Task prompt>
Leave every image behind and restate the data word for word.
---- Records provided
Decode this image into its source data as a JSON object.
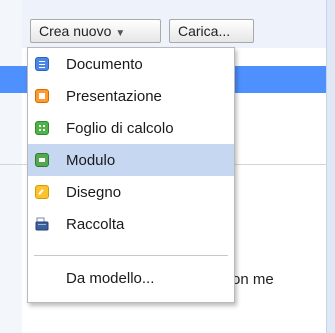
{
  "toolbar": {
    "create_label": "Crea nuovo",
    "upload_label": "Carica..."
  },
  "menu": {
    "items": [
      {
        "label": "Documento",
        "icon": "document-icon"
      },
      {
        "label": "Presentazione",
        "icon": "presentation-icon"
      },
      {
        "label": "Foglio di calcolo",
        "icon": "spreadsheet-icon"
      },
      {
        "label": "Modulo",
        "icon": "form-icon",
        "highlighted": true
      },
      {
        "label": "Disegno",
        "icon": "drawing-icon"
      },
      {
        "label": "Raccolta",
        "icon": "collection-icon"
      }
    ],
    "from_template_label": "Da modello..."
  },
  "background": {
    "partial_text": "on me"
  },
  "colors": {
    "highlight": "#c6d7f2",
    "blue_bar": "#4d90fe"
  }
}
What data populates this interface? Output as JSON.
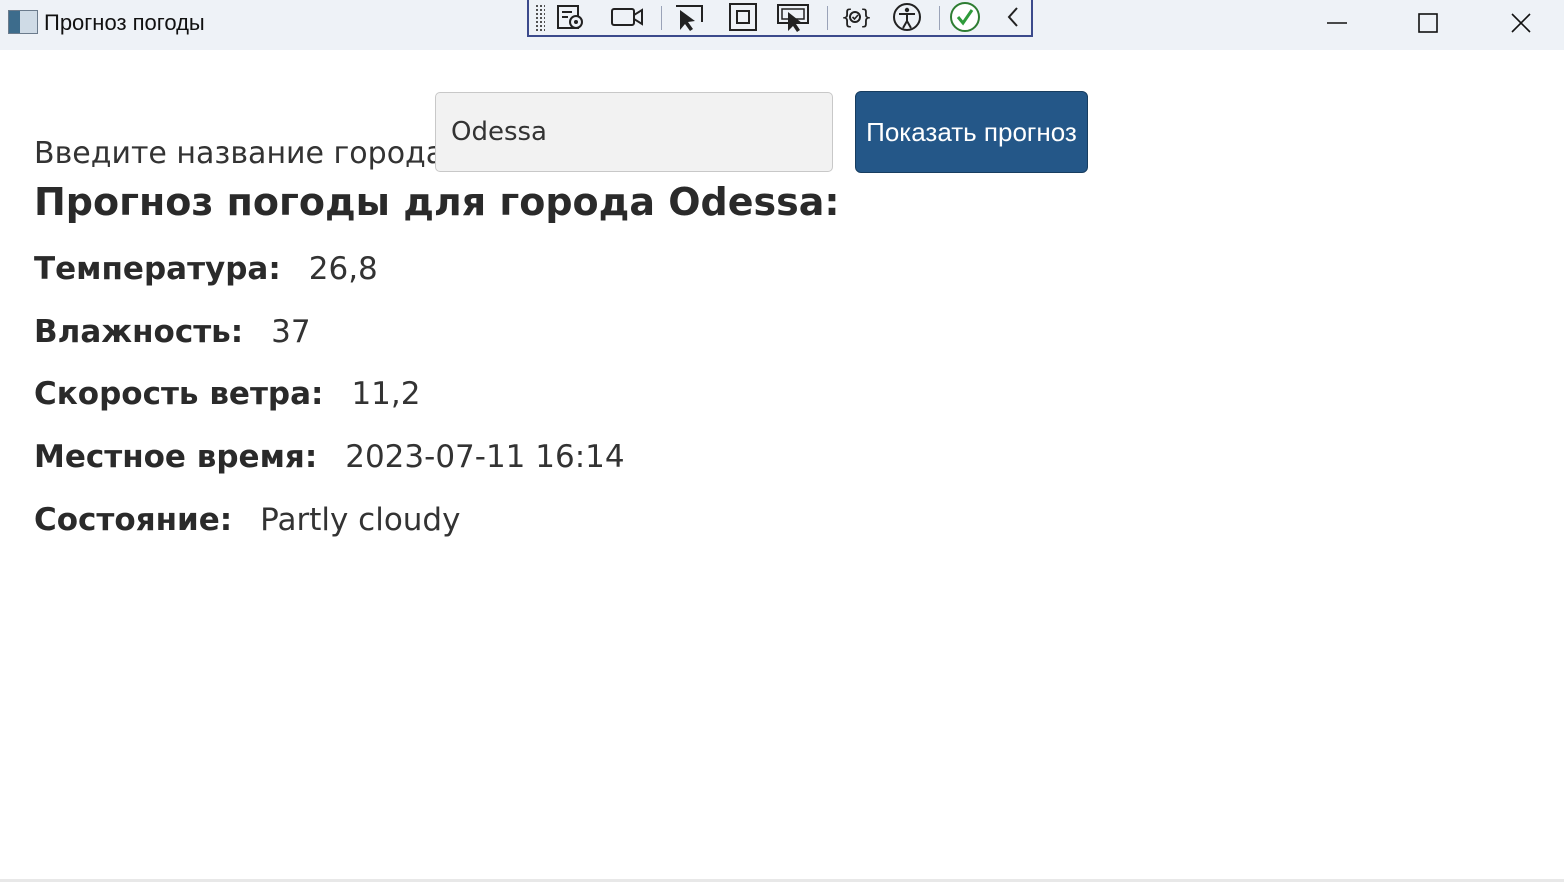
{
  "window": {
    "title": "Прогноз погоды"
  },
  "devtools": {
    "icons": [
      "grip-icon",
      "live-visual-tree-icon",
      "video-camera-icon",
      "select-element-icon",
      "display-layout-adorners-icon",
      "track-focus-icon",
      "binding-failures-icon",
      "accessibility-icon",
      "checkmark-icon",
      "collapse-chevron-icon"
    ]
  },
  "form": {
    "city_label": "Введите название города:",
    "city_value": "Odessa",
    "show_button": "Показать прогноз"
  },
  "forecast": {
    "heading": "Прогноз погоды для города Odessa:",
    "temperature_label": "Температура:",
    "temperature_value": "26,8",
    "humidity_label": "Влажность:",
    "humidity_value": "37",
    "wind_label": "Скорость ветра:",
    "wind_value": "11,2",
    "time_label": "Местное время:",
    "time_value": "2023-07-11 16:14",
    "condition_label": "Состояние:",
    "condition_value": "Partly cloudy"
  },
  "colors": {
    "titlebar": "#eef2f7",
    "button": "#245788",
    "input": "#f2f2f2"
  }
}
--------
Solution to this problem>
Decode this image into its source data as a JSON object.
{
  "toolbar": {
    "create_label": "Crea nuovo",
    "upload_label": "Carica..."
  },
  "menu": {
    "items": [
      {
        "label": "Documento",
        "icon": "document-icon"
      },
      {
        "label": "Presentazione",
        "icon": "presentation-icon"
      },
      {
        "label": "Foglio di calcolo",
        "icon": "spreadsheet-icon"
      },
      {
        "label": "Modulo",
        "icon": "form-icon",
        "highlighted": true
      },
      {
        "label": "Disegno",
        "icon": "drawing-icon"
      },
      {
        "label": "Raccolta",
        "icon": "collection-icon"
      }
    ],
    "from_template_label": "Da modello..."
  },
  "background": {
    "partial_text": "on me"
  },
  "colors": {
    "highlight": "#c6d7f2",
    "blue_bar": "#4d90fe"
  }
}
What data populates this interface? Output as JSON.
{
  "window": {
    "title": "Прогноз погоды"
  },
  "devtools": {
    "icons": [
      "grip-icon",
      "live-visual-tree-icon",
      "video-camera-icon",
      "select-element-icon",
      "display-layout-adorners-icon",
      "track-focus-icon",
      "binding-failures-icon",
      "accessibility-icon",
      "checkmark-icon",
      "collapse-chevron-icon"
    ]
  },
  "form": {
    "city_label": "Введите название города:",
    "city_value": "Odessa",
    "show_button": "Показать прогноз"
  },
  "forecast": {
    "heading": "Прогноз погоды для города Odessa:",
    "temperature_label": "Температура:",
    "temperature_value": "26,8",
    "humidity_label": "Влажность:",
    "humidity_value": "37",
    "wind_label": "Скорость ветра:",
    "wind_value": "11,2",
    "time_label": "Местное время:",
    "time_value": "2023-07-11 16:14",
    "condition_label": "Состояние:",
    "condition_value": "Partly cloudy"
  },
  "colors": {
    "titlebar": "#eef2f7",
    "button": "#245788",
    "input": "#f2f2f2"
  }
}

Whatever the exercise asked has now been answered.